EXERCISE DESCRIPTION: Print every one of the records verbatim, omitting nothing.

======

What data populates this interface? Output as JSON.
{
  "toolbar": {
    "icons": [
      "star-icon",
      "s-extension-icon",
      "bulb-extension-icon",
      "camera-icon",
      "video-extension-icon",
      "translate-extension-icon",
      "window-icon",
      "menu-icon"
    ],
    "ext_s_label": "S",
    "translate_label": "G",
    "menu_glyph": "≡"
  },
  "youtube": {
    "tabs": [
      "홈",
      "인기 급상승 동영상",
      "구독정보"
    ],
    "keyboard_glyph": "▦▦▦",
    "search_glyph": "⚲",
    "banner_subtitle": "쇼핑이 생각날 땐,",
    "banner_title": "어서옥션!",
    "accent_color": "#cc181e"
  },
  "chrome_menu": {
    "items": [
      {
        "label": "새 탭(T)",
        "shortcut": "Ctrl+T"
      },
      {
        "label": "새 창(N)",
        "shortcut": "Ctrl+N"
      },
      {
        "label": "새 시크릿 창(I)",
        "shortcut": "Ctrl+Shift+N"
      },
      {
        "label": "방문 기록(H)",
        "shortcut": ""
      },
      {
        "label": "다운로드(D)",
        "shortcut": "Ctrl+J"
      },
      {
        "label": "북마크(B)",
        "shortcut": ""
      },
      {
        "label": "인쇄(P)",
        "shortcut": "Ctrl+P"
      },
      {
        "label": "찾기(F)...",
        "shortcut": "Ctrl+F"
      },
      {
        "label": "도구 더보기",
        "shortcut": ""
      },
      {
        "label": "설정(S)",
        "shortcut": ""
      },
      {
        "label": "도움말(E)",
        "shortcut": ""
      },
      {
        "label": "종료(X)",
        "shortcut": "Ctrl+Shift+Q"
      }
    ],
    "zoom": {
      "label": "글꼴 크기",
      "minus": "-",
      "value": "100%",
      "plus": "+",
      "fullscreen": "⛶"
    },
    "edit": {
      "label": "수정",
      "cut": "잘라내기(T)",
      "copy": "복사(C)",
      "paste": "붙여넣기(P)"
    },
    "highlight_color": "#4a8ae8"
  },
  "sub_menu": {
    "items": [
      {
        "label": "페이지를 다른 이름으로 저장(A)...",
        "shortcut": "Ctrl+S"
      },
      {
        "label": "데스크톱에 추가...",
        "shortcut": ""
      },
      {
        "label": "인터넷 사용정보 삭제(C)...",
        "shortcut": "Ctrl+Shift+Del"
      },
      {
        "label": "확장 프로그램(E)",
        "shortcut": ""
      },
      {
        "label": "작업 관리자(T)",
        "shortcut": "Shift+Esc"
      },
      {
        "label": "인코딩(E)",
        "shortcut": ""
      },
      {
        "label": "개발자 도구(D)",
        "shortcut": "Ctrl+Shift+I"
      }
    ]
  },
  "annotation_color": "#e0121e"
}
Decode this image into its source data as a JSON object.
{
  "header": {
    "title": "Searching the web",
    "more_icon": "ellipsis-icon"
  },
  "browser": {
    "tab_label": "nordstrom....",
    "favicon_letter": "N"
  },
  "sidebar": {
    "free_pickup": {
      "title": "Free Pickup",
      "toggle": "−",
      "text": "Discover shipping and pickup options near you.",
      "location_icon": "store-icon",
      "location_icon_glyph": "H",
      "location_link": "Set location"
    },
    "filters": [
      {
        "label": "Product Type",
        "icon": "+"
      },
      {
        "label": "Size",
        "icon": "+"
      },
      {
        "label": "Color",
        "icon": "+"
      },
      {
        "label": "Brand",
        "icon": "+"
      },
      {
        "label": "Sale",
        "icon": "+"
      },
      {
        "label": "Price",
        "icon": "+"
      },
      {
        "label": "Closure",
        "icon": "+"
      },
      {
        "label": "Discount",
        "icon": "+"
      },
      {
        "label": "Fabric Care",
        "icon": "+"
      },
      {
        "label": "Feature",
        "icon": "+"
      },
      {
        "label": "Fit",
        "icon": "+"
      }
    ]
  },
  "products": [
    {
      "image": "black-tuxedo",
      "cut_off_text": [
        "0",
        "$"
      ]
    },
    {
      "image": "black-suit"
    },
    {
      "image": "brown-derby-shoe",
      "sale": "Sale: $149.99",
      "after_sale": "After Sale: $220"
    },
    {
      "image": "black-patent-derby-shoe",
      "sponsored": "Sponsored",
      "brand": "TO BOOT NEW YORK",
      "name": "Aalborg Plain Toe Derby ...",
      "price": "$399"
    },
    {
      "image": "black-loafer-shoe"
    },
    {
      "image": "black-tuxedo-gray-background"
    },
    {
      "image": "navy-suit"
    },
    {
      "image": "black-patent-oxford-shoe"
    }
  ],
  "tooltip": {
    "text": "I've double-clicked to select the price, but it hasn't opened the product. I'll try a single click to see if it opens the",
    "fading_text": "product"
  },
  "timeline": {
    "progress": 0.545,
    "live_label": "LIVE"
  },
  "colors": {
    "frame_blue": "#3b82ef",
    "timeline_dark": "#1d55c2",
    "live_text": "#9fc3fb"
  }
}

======

REPLY:
What data populates this interface? Output as JSON.
{
  "toolbar": {
    "icons": [
      "star-icon",
      "s-extension-icon",
      "bulb-extension-icon",
      "camera-icon",
      "video-extension-icon",
      "translate-extension-icon",
      "window-icon",
      "menu-icon"
    ],
    "ext_s_label": "S",
    "translate_label": "G",
    "menu_glyph": "≡"
  },
  "youtube": {
    "tabs": [
      "홈",
      "인기 급상승 동영상",
      "구독정보"
    ],
    "keyboard_glyph": "▦▦▦",
    "search_glyph": "⚲",
    "banner_subtitle": "쇼핑이 생각날 땐,",
    "banner_title": "어서옥션!",
    "accent_color": "#cc181e"
  },
  "chrome_menu": {
    "items": [
      {
        "label": "새 탭(T)",
        "shortcut": "Ctrl+T"
      },
      {
        "label": "새 창(N)",
        "shortcut": "Ctrl+N"
      },
      {
        "label": "새 시크릿 창(I)",
        "shortcut": "Ctrl+Shift+N"
      },
      {
        "label": "방문 기록(H)",
        "shortcut": ""
      },
      {
        "label": "다운로드(D)",
        "shortcut": "Ctrl+J"
      },
      {
        "label": "북마크(B)",
        "shortcut": ""
      },
      {
        "label": "인쇄(P)",
        "shortcut": "Ctrl+P"
      },
      {
        "label": "찾기(F)...",
        "shortcut": "Ctrl+F"
      },
      {
        "label": "도구 더보기",
        "shortcut": ""
      },
      {
        "label": "설정(S)",
        "shortcut": ""
      },
      {
        "label": "도움말(E)",
        "shortcut": ""
      },
      {
        "label": "종료(X)",
        "shortcut": "Ctrl+Shift+Q"
      }
    ],
    "zoom": {
      "label": "글꼴 크기",
      "minus": "-",
      "value": "100%",
      "plus": "+",
      "fullscreen": "⛶"
    },
    "edit": {
      "label": "수정",
      "cut": "잘라내기(T)",
      "copy": "복사(C)",
      "paste": "붙여넣기(P)"
    },
    "highlight_color": "#4a8ae8"
  },
  "sub_menu": {
    "items": [
      {
        "label": "페이지를 다른 이름으로 저장(A)...",
        "shortcut": "Ctrl+S"
      },
      {
        "label": "데스크톱에 추가...",
        "shortcut": ""
      },
      {
        "label": "인터넷 사용정보 삭제(C)...",
        "shortcut": "Ctrl+Shift+Del"
      },
      {
        "label": "확장 프로그램(E)",
        "shortcut": ""
      },
      {
        "label": "작업 관리자(T)",
        "shortcut": "Shift+Esc"
      },
      {
        "label": "인코딩(E)",
        "shortcut": ""
      },
      {
        "label": "개발자 도구(D)",
        "shortcut": "Ctrl+Shift+I"
      }
    ]
  },
  "annotation_color": "#e0121e"
}
Decode this image into its source data as a JSON object.
{
  "header": {
    "title": "Searching the web",
    "more_icon": "ellipsis-icon"
  },
  "browser": {
    "tab_label": "nordstrom....",
    "favicon_letter": "N"
  },
  "sidebar": {
    "free_pickup": {
      "title": "Free Pickup",
      "toggle": "−",
      "text": "Discover shipping and pickup options near you.",
      "location_icon": "store-icon",
      "location_icon_glyph": "H",
      "location_link": "Set location"
    },
    "filters": [
      {
        "label": "Product Type",
        "icon": "+"
      },
      {
        "label": "Size",
        "icon": "+"
      },
      {
        "label": "Color",
        "icon": "+"
      },
      {
        "label": "Brand",
        "icon": "+"
      },
      {
        "label": "Sale",
        "icon": "+"
      },
      {
        "label": "Price",
        "icon": "+"
      },
      {
        "label": "Closure",
        "icon": "+"
      },
      {
        "label": "Discount",
        "icon": "+"
      },
      {
        "label": "Fabric Care",
        "icon": "+"
      },
      {
        "label": "Feature",
        "icon": "+"
      },
      {
        "label": "Fit",
        "icon": "+"
      }
    ]
  },
  "products": [
    {
      "image": "black-tuxedo",
      "cut_off_text": [
        "0",
        "$"
      ]
    },
    {
      "image": "black-suit"
    },
    {
      "image": "brown-derby-shoe",
      "sale": "Sale: $149.99",
      "after_sale": "After Sale: $220"
    },
    {
      "image": "black-patent-derby-shoe",
      "sponsored": "Sponsored",
      "brand": "TO BOOT NEW YORK",
      "name": "Aalborg Plain Toe Derby ...",
      "price": "$399"
    },
    {
      "image": "black-loafer-shoe"
    },
    {
      "image": "black-tuxedo-gray-background"
    },
    {
      "image": "navy-suit"
    },
    {
      "image": "black-patent-oxford-shoe"
    }
  ],
  "tooltip": {
    "text": "I've double-clicked to select the price, but it hasn't opened the product. I'll try a single click to see if it opens the",
    "fading_text": "product"
  },
  "timeline": {
    "progress": 0.545,
    "live_label": "LIVE"
  },
  "colors": {
    "frame_blue": "#3b82ef",
    "timeline_dark": "#1d55c2",
    "live_text": "#9fc3fb"
  }
}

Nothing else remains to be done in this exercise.